Thursday, January 12, 2006

The Alito Confirmation Hearings

It is ridiculous to engage Mr. Alito (and it was equally ridiculous to engage Chief Justice Roberts) in a game of "gotcha". Senate hearings are not court proceedings. They are not governed by the rules of evidence. There is no "beyond a reasonable doubt" "clear and convincing evidence""preponderance of the evidence" or even an "if it doesn't fit ..." standard. Senators are allowed to draw conclusion, make statements, and cast votes on wild assumptions and narrow prejudices.

If Judge Alito is vague on his answers regarding "unitary executive power" (whatever that means) or abortion, then the Senator is allowed to assume that Judge Alito's reasoning is in accordance with the President's. After all, why else would the President nominate him? As a matter of fact, given the right-wing's track record of appointing justices who approve of Roe v Wade, it is really the Republicans who ought to be asking Alito the hard questions.

I think my main man (my former Congressman and now my Senator) Charles Schumer is doing a really bad job trying to meet a standard, that he invented, as to whether Alito is "outside the judicial mainstream." Alito worked in the Reagan White House, and has been a Federal Judge in Pennsylvania for 15 years. It doesn't get more mainstream than Judge Alito.

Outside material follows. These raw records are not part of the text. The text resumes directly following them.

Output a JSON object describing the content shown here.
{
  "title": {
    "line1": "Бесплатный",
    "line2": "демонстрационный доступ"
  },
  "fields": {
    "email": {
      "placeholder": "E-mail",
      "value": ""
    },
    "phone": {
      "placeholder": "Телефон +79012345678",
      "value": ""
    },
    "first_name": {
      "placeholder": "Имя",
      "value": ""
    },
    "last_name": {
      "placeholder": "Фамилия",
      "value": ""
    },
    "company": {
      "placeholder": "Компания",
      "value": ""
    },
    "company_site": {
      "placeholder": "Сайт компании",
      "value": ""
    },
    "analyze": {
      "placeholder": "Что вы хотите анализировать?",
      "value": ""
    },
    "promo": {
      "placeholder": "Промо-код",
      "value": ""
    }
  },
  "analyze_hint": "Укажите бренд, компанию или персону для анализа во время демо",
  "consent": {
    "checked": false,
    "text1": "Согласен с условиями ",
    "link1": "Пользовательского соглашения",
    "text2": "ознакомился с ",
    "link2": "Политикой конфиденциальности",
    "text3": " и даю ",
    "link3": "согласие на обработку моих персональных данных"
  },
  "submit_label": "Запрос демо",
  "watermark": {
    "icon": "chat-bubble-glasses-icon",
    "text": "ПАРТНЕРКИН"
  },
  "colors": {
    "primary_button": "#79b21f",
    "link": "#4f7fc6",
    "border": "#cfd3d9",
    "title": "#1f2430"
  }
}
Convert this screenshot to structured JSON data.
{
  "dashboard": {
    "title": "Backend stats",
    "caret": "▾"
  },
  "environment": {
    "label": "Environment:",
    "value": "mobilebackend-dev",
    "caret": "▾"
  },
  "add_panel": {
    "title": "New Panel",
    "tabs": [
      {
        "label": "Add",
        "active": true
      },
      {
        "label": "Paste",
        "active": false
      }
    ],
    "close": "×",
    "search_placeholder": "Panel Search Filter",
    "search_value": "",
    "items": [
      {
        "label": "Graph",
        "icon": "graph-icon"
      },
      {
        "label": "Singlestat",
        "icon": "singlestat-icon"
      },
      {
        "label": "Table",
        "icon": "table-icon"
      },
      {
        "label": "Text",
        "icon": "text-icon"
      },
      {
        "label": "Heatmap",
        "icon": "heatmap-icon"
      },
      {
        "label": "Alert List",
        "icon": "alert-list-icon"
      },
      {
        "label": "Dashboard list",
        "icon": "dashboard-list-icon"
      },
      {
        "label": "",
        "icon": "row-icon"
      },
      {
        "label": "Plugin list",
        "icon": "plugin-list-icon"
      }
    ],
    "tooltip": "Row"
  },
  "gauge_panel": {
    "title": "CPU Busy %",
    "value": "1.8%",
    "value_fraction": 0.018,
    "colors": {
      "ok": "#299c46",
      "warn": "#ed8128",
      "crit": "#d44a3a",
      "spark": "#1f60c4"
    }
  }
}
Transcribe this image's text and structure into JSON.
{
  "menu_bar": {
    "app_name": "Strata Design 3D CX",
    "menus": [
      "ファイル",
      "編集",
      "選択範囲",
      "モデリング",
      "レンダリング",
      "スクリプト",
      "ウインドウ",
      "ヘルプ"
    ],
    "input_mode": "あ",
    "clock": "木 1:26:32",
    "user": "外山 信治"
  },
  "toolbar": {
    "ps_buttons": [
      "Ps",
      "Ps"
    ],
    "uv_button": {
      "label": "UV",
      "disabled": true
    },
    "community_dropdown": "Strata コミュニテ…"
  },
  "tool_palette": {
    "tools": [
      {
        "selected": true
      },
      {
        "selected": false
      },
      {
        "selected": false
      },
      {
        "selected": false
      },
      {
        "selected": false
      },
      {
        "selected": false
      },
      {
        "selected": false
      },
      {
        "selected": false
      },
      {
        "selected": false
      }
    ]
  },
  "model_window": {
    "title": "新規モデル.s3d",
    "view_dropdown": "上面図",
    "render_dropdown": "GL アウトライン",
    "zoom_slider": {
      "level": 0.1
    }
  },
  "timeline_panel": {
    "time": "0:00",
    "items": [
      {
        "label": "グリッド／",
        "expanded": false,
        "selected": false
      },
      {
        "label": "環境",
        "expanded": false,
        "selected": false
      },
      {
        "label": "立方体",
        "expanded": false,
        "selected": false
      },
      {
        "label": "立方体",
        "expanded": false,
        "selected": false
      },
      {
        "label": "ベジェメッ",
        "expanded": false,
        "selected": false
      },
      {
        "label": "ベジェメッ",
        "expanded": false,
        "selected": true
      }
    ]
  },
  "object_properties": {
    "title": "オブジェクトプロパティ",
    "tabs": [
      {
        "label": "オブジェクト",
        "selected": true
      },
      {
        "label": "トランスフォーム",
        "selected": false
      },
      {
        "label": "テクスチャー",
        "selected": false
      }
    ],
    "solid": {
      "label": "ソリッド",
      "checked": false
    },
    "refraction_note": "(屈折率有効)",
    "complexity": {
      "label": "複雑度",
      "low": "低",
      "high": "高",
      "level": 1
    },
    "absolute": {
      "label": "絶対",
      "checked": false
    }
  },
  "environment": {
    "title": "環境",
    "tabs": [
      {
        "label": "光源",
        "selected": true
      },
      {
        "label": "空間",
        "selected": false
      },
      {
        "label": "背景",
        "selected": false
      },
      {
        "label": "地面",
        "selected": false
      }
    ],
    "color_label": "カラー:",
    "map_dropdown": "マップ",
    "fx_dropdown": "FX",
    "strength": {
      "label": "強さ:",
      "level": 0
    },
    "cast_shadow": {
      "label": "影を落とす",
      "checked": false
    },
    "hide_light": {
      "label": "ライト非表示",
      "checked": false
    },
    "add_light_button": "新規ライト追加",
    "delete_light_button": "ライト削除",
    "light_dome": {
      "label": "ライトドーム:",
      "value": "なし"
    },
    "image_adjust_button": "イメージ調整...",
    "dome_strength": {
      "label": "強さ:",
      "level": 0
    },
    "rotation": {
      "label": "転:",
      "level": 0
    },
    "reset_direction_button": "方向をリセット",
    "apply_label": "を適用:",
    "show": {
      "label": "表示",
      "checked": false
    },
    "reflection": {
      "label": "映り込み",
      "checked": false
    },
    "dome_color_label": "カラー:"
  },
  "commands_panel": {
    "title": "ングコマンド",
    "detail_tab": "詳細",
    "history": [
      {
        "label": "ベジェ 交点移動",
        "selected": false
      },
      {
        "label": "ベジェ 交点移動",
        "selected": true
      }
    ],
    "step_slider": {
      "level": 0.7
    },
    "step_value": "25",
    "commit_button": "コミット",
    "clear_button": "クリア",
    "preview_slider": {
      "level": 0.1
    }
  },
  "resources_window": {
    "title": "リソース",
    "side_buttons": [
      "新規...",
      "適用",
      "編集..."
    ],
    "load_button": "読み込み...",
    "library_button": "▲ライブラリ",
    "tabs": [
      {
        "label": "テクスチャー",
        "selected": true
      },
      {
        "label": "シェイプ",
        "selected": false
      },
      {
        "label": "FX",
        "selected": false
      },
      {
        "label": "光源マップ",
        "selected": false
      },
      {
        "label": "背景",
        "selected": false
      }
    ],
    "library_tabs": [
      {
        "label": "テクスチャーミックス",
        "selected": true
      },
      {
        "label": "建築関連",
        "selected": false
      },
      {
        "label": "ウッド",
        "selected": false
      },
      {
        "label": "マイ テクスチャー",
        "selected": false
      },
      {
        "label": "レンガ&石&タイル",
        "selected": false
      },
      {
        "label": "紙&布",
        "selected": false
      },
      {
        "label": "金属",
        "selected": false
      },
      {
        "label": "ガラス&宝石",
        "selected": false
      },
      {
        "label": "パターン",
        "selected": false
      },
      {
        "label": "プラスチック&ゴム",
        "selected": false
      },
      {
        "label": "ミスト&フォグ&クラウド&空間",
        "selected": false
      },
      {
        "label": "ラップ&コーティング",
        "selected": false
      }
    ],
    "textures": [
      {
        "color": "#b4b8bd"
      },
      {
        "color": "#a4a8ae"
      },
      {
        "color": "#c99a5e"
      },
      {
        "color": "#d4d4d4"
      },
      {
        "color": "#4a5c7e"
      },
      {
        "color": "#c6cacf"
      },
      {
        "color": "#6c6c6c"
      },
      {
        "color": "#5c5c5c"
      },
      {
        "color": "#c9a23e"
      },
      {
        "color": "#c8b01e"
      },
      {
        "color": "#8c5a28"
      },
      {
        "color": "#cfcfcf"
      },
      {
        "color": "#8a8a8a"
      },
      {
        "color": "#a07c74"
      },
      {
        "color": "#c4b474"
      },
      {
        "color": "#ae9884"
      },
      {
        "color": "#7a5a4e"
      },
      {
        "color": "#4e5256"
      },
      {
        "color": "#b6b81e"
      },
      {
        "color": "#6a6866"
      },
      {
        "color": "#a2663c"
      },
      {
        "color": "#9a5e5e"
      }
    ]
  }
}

Schumer's job, as a Democrat, is not to prove that Alito is "out of the maintstream".

Schumer's job is to show the country that a "mainstream" Republican judge, any mainstream Republican judge, has an agenda that will lead the country in a horrible direction.
--- No abortion (any nonsense comments regarding "abortion will go back to the states" will be deleted) and no death with dignity will effectively limit opportunities for one half of the population

--- The overturning of the New Deal effectively limiting opportunities for the other half.

--- The Imperial Presidency, gratefully providing employment opportunities in the military for those of us who cannot find jobs

--- The Patriot Act, providing those of us who are hungry with meals (in jail), when we slowly learn that being a Democrat is considered by this President to be the same as being an enemy combattant. (In case any of us escape from the next 2 years alive, I'm looking forward to seeing Rush and the amazing Mr. O'R Factor supporting the Patriot Act on Hilary's behalf.)

I think Joe Biden had the right impulse, although he did a bad job executing it. There is no need to ask Alito any questions. Alito has been at it for about 25 years, as a lawyer and a judge. He's as interesting as a 2 by 4 with a clear varnish. If you don't know the answer to any question you might want to ask Alito, then you haven't done your reading.

A Senator can spend his 30 minutes of time, as Biden did, doing the "advise" part of "advise and consent." Just remember that the only thing less interesting than Sam Alito's life story is Joe Biden's life story.

Next time, the Democrats can make it easier on themselves by voting against having the nominee show up to the hearing at all. Then, with the unusual opportunity of being able to talk to the country when it's actually paying attention, Democrats can have an organized round of presentations -- each Senator focussing on a different issue --- and make the country aware of the Kingdom of Bush that the Roberts/ Alito court will be enabling.

Then, after the Democrats have presented their case, and the Republicans have voted Alito in anyway, the Democrats can go into Congressional election mode (yeah -- these are important issues -- a 9-month election period is not too long) and see what the country thinks of the Democratic viewpoint.